#### Problem:
Consider the material that follows. How many of its lines contain "Progress"? Reply with the number alone.
Information Start Marker
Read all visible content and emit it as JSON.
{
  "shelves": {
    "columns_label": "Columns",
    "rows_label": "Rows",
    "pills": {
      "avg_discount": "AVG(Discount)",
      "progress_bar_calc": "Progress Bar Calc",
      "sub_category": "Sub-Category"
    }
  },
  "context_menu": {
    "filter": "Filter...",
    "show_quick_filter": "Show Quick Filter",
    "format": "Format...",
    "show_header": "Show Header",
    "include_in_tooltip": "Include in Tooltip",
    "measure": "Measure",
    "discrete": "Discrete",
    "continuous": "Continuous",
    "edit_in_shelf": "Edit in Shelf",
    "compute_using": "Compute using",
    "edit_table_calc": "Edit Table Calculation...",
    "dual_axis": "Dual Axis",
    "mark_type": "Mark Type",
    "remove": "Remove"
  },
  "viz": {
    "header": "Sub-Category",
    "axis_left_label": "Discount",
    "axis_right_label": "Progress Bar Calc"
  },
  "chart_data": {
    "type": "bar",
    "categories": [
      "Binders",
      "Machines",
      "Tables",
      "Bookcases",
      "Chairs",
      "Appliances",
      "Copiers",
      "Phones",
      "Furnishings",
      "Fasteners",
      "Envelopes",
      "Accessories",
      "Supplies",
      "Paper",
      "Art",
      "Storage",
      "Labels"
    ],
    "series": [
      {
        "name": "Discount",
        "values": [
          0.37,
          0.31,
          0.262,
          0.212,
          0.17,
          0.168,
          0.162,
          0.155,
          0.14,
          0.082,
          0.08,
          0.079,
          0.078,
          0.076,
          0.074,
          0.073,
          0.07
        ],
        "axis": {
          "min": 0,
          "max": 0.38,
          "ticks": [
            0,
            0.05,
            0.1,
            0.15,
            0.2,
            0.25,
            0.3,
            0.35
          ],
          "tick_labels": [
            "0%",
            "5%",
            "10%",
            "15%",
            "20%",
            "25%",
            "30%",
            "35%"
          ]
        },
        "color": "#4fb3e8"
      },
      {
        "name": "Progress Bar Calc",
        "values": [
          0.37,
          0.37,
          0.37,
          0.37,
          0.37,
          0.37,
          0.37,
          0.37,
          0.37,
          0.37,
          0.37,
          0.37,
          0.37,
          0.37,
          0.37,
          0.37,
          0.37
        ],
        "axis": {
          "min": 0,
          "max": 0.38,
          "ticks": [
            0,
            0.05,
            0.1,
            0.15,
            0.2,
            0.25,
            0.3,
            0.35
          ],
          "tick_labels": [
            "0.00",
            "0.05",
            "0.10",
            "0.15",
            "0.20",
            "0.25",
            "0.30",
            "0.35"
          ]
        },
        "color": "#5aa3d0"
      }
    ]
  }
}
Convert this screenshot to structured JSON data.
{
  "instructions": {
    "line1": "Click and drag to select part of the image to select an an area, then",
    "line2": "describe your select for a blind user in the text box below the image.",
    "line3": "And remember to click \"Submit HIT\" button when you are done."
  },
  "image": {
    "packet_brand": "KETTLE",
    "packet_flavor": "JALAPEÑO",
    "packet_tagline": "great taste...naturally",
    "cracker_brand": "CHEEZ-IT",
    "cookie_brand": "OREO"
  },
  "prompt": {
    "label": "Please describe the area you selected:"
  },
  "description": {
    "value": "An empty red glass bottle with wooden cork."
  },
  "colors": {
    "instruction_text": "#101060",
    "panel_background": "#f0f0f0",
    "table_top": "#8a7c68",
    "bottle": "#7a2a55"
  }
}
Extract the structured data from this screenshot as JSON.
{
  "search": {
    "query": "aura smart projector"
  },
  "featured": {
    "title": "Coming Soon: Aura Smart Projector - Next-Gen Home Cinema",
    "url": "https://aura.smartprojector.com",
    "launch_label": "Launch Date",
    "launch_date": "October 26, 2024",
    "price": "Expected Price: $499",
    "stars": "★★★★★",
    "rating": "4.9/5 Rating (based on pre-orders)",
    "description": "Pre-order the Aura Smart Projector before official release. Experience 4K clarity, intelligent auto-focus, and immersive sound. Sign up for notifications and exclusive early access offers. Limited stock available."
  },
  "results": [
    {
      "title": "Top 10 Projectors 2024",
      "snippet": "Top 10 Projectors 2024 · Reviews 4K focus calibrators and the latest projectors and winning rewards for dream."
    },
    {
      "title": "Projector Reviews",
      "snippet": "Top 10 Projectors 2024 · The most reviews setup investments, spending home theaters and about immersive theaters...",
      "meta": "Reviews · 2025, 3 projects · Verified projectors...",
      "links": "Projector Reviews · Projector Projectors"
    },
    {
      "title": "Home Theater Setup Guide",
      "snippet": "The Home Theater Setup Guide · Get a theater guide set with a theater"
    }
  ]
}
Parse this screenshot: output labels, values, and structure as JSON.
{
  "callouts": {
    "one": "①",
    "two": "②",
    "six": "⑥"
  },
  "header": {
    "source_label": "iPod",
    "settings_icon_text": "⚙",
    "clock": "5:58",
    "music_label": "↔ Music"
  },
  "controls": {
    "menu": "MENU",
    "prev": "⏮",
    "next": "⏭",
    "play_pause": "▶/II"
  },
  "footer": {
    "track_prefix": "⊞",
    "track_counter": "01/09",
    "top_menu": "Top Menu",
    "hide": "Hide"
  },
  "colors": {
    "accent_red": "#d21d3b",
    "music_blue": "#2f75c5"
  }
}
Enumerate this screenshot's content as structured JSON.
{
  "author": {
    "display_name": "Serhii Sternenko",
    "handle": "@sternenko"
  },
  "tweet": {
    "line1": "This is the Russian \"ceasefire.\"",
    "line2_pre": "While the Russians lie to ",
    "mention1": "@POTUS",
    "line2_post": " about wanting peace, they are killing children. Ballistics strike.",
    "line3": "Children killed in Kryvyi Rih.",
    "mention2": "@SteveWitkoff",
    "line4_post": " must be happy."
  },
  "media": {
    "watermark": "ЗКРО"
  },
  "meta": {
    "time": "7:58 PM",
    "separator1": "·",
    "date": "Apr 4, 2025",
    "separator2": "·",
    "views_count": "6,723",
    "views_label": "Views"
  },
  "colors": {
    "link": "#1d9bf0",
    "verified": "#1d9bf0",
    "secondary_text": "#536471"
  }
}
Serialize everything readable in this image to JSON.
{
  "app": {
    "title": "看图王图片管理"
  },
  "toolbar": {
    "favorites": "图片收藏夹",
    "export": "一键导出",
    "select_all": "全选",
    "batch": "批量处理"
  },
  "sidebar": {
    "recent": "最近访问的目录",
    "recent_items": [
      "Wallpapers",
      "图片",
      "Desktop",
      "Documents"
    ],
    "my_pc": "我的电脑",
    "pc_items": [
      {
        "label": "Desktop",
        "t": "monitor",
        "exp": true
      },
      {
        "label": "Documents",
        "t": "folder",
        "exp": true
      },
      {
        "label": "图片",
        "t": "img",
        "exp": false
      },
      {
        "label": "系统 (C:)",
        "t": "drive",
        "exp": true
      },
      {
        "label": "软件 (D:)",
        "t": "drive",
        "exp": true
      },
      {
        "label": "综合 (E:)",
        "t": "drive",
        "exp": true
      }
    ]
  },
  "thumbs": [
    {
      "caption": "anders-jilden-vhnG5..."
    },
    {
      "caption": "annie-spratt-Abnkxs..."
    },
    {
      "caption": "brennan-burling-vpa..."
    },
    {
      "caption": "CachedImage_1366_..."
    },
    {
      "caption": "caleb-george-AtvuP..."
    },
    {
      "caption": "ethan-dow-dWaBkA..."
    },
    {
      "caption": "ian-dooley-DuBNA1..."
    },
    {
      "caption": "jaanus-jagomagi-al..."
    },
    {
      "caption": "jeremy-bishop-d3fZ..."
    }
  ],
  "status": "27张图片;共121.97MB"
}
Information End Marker
#### Response to this task:
3